BEGIN

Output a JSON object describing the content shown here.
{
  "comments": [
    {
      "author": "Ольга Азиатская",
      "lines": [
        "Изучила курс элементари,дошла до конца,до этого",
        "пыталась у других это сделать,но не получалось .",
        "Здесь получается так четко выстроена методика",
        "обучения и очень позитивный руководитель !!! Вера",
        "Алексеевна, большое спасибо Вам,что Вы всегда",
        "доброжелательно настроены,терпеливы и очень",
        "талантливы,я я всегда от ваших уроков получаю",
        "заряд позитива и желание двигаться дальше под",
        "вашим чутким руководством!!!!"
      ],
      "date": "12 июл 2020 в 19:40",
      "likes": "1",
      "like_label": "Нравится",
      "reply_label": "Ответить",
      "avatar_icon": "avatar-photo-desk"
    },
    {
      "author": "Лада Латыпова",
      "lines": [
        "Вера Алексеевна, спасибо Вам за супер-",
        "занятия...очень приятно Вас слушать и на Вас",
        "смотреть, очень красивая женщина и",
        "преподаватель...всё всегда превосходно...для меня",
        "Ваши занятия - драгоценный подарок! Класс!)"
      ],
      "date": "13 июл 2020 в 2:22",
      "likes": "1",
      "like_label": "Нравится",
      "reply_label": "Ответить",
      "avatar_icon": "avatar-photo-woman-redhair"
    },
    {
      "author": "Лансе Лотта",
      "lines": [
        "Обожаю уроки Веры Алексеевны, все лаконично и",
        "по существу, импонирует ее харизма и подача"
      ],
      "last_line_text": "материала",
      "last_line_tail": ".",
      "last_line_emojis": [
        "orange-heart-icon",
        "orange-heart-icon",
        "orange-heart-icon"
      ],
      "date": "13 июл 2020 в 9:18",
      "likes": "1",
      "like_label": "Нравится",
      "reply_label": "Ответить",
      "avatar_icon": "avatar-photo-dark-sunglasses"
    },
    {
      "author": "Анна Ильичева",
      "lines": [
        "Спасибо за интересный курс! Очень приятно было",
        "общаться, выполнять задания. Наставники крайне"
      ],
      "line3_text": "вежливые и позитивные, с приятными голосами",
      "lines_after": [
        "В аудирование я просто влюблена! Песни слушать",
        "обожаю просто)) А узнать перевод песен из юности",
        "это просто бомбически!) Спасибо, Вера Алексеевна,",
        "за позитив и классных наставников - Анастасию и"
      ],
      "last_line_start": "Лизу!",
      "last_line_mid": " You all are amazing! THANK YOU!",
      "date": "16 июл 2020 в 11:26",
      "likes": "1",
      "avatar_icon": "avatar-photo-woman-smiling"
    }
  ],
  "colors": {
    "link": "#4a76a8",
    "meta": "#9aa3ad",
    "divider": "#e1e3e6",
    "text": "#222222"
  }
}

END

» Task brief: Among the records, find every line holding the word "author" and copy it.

» Expected answer:
      "author": "Ольга Азиатская",
      "author": "Лада Латыпова",
      "author": "Лансе Лотта",
      "author": "Анна Ильичева",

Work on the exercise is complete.